Studying a roster in August can’t possibly take into account the chemistry of a team. That forms over time and has too many variables to predict accurately.
So we’ll assume Kansas basketball coach Bill Self will find a way to create an environment that promotes positive team chemistry because he always does.
Given that assumption and the combination of proven championship experience and loud incoming talent on this coming season’s roster, this becomes a fair question: If the NCAA pitied the other nine Big 12 competitors and decided to let them vote to remove one starter from KU’s team for the 2016-17 season, would the Jayhawks still be favored to claim at least a share of a 13th consecutive Big 12 title?
I say yes, although the race likely would go down to the final weekend and West Virginia, the projected second-best team in the conference, is ideally built to take advantage of a Kansas team stripped of its most valuable starter.
Let’s consider which starter Big 12 foes would vote to remove from the program that boasts a dozen consecutive conference titles.
Incoming freshmen Udoka Azubuike, a wide, 280-pound center who loves punishing rims with powerful dunks, and Mitch Lightfoot, an active, aggressive athlete, and Mississippi State transfer Dwight Coleby, a reliable rebounder, give Kansas enough front-court depth to mask the loss of either Landen Lucas or Carlton Bragg. Sviatoslav Mykhailiuk and Josh Jackson could help out inside as needed as well.
That leaves Jackson and starting guards Frank Mason and Devonte Graham as candidates for the player Big 12 foes most likely would snap their fingers and make go away if they could.
Jackson’s length, quick burst and engaged defensive mind will lead to mass quantities of deflections and steals. His quick jumping ability will bring him many rebounds at both ends. His quickness and ballhandling ability will make him a threat to give defenses fits on clear-out drives to the hoop.
Kansas doesn’t have another player Jackson’s size who brings as many different ways to influence a basketball game. But he’s a freshman and asking him to be the second-best ballhandler on the team might be a bit too much to put on him, so the answer has to come from one of the nation’s top backcourts.
Mason and Graham give Kansas two starting point guards with a combined five years of Big 12 experience, a luxury that will make the Jayhawks difficult to catch from behind, tough to rattle with full-court pressure.
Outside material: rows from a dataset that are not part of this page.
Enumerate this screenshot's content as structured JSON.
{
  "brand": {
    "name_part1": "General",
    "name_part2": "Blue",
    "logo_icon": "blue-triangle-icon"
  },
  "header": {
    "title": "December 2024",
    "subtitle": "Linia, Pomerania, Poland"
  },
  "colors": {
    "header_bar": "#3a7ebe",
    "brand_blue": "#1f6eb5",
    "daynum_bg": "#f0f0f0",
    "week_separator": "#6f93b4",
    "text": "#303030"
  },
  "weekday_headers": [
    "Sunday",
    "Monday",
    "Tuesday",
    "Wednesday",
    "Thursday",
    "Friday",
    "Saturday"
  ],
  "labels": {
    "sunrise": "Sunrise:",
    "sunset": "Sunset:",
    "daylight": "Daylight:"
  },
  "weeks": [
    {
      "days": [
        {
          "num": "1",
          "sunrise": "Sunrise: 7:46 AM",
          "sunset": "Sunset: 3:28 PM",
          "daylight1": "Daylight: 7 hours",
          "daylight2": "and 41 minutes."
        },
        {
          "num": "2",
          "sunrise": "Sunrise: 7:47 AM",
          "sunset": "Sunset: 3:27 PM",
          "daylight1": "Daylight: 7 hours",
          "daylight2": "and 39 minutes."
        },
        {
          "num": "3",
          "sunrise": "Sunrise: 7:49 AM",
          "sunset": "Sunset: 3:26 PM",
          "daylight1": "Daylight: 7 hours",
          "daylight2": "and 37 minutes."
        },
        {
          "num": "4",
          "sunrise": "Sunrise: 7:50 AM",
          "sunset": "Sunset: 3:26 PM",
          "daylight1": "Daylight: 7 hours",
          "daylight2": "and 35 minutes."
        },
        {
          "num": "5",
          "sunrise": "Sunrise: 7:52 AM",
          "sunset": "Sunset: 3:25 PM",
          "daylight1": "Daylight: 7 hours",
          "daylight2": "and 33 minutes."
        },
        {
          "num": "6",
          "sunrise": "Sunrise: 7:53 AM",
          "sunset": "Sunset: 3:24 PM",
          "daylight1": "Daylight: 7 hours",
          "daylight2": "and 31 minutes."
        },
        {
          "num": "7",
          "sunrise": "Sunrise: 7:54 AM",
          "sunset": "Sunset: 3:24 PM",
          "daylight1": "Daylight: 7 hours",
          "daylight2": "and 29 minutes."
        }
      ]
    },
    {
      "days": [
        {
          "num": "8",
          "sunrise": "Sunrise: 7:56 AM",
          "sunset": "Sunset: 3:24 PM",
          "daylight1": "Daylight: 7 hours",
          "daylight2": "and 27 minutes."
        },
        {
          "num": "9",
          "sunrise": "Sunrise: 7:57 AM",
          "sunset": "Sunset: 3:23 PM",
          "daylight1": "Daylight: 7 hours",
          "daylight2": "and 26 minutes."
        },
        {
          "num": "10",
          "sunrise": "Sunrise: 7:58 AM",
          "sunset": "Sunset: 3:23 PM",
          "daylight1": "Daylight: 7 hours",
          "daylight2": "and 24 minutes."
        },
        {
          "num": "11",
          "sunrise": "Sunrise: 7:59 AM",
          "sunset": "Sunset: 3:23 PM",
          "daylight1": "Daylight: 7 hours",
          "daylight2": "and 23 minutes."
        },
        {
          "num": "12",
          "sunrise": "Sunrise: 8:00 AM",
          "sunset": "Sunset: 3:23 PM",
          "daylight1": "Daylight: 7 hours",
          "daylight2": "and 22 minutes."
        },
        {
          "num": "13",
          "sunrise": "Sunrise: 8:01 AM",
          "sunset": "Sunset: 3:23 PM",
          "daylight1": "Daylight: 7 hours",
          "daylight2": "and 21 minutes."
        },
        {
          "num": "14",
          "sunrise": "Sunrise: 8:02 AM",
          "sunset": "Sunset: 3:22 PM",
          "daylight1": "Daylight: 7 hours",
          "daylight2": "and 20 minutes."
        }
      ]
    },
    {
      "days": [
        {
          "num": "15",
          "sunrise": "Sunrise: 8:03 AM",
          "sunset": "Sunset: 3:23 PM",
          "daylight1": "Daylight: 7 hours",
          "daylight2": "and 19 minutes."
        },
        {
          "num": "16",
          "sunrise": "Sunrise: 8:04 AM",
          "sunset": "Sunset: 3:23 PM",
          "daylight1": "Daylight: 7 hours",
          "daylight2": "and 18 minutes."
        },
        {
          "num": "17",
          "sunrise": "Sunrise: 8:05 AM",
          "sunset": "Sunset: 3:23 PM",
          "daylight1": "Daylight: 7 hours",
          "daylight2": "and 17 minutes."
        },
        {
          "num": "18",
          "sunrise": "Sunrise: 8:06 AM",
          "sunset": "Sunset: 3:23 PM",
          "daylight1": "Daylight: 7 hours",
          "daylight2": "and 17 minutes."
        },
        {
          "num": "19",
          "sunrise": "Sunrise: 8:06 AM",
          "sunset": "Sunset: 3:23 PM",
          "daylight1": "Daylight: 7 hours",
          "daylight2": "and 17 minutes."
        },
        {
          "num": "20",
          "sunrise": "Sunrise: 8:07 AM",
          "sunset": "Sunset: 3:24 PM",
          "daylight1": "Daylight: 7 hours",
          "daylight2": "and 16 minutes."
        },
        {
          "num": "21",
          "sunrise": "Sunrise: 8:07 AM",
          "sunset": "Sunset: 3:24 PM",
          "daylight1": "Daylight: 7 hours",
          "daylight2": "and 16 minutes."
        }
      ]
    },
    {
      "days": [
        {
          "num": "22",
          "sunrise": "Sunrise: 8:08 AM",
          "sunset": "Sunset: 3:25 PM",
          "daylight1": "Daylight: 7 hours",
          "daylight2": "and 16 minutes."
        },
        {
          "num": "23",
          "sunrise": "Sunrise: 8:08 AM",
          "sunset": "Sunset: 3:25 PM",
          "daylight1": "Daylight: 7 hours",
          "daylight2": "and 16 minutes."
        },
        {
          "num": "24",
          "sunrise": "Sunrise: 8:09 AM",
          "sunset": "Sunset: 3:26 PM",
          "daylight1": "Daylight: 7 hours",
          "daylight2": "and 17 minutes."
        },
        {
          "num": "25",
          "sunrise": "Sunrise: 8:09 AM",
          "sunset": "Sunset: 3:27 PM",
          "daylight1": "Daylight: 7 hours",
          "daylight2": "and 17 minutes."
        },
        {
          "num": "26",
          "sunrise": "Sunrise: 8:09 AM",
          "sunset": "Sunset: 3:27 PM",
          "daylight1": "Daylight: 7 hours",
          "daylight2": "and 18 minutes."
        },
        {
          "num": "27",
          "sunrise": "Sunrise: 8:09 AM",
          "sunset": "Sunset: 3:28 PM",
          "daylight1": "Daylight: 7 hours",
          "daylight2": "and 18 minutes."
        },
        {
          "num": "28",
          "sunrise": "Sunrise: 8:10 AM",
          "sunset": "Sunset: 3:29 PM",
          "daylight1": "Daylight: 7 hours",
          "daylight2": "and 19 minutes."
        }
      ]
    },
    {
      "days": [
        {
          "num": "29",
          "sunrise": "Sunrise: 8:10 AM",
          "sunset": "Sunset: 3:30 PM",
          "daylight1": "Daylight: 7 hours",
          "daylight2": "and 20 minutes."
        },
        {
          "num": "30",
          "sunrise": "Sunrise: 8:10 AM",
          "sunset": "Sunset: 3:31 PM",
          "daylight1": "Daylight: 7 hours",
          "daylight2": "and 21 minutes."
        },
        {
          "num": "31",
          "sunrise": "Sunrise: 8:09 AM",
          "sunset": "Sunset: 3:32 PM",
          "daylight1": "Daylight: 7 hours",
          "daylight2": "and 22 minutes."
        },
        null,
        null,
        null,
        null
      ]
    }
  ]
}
Take one of them away and it changes everything. Even with both of them in the backcourt, Kansas averaged 19 turnovers in going 2-1 vs. West Virginia. The 22 miscues in Morgantown in a 74-63 loss Jan. 12 were a season high. The Jayhawks’ second-worst turnover total of 20 came in an 81-71 victory vs. the Mountaineers in the Big 12 title game March 12.
We’ll give the nod to Graham over Mason as KU’s least dispensable player because of the job he did defensively against Buddy Hield in Norman. Take Graham off KU’s roster and West Virginia might sweep the season series, but KU’s overall strength and championship pedigree likely still would prevail in a close, 16-game, regular-season race.
Self could have recruited a graduate transfer point guard as insurance against an injury to either Graham or Mason. The fact that he didn’t was a vote of confidence in Lagerald Vick and Svi. It also took a security blanket away from Self in that it forces the coach to let both players play through mistakes and grow on the job as key reserves, instead of shrinking on the bench.
Not recruiting an insurance policy was a gamble on Self’s part. Then again, he always chooses the aggressive play over the passive one.
How has it worked for him so far?